> _REQUIRED ACTION_
Whenever "configure" occurs in a line of the material, list that line.

> _THE RECORDS_

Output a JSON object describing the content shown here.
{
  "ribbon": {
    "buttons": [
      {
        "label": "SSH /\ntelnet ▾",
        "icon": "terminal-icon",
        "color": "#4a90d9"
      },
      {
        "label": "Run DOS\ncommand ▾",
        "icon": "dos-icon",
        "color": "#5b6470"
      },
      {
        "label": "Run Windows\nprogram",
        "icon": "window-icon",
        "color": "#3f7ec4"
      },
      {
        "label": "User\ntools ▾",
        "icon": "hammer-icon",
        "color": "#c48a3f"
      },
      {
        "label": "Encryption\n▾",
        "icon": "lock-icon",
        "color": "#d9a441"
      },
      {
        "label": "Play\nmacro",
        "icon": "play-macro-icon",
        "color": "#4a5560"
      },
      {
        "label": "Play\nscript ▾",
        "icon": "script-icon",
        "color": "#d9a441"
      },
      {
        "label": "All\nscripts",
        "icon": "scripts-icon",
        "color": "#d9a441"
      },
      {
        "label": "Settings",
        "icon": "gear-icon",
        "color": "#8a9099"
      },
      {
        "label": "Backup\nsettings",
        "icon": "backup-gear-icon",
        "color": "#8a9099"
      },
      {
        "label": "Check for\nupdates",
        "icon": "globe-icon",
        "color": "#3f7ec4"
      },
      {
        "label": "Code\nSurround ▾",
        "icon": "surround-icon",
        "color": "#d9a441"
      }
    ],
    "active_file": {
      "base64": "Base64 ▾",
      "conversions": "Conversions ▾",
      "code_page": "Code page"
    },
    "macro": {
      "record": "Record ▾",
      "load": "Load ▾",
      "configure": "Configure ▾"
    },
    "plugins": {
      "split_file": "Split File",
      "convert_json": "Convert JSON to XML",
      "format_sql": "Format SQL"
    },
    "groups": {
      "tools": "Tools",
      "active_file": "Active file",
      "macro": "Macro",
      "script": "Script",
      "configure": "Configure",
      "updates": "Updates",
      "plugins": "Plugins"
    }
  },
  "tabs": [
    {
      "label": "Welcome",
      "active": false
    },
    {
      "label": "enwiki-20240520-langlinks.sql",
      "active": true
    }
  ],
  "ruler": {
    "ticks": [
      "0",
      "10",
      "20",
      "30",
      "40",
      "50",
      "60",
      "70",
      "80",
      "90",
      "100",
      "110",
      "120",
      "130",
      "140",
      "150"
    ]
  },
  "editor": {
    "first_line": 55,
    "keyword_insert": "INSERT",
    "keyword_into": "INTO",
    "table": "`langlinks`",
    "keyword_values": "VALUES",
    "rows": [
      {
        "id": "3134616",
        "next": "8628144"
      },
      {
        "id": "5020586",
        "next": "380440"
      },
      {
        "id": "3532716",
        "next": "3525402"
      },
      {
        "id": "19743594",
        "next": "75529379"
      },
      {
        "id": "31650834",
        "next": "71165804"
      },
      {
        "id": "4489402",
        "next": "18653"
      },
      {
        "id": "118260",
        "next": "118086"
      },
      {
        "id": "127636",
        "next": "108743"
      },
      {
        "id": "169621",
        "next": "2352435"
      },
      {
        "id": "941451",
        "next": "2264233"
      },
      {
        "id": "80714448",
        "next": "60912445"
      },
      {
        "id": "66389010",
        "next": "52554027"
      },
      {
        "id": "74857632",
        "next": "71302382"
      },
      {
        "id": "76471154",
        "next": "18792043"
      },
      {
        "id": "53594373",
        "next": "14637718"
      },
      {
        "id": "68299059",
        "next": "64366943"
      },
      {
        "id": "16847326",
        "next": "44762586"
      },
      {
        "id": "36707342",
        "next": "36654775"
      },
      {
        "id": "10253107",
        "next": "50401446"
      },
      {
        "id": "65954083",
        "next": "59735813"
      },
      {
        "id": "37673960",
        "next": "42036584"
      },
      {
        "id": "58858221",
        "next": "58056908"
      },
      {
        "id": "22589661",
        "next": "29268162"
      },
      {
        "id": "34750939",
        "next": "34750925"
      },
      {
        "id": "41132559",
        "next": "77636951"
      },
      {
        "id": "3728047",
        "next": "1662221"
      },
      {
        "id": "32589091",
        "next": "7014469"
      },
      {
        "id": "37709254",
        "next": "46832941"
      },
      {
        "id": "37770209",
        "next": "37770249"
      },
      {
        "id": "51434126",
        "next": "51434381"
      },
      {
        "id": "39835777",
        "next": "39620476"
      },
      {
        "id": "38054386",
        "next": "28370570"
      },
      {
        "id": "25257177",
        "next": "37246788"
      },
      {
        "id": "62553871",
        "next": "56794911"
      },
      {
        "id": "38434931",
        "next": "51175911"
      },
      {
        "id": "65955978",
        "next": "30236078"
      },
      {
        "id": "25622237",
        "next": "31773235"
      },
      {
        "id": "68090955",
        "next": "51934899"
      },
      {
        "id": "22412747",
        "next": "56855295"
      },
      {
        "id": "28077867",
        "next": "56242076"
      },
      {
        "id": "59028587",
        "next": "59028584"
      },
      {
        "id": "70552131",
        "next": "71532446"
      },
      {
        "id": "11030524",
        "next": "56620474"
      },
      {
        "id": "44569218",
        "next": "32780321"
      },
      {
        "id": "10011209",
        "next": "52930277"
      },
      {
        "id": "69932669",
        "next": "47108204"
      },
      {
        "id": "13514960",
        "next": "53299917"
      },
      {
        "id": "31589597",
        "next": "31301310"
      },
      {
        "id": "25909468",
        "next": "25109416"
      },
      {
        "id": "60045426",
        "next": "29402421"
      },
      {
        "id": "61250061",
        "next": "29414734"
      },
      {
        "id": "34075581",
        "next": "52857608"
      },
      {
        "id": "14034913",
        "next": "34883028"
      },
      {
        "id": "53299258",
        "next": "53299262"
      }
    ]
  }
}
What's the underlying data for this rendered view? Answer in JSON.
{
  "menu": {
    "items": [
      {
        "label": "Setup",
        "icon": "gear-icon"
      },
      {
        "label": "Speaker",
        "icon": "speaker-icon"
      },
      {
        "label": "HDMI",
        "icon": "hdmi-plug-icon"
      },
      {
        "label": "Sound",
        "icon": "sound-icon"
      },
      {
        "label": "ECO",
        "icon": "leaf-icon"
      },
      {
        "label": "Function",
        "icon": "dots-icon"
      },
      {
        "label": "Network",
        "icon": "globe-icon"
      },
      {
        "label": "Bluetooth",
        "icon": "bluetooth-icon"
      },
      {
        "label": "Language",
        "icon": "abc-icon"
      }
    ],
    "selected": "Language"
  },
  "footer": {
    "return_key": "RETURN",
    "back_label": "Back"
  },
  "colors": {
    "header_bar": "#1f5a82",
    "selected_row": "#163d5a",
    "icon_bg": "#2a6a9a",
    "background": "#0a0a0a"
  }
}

> _RESULT OF THIS EXERCISE_
      "configure": "Configure ▾"
      "configure": "Configure",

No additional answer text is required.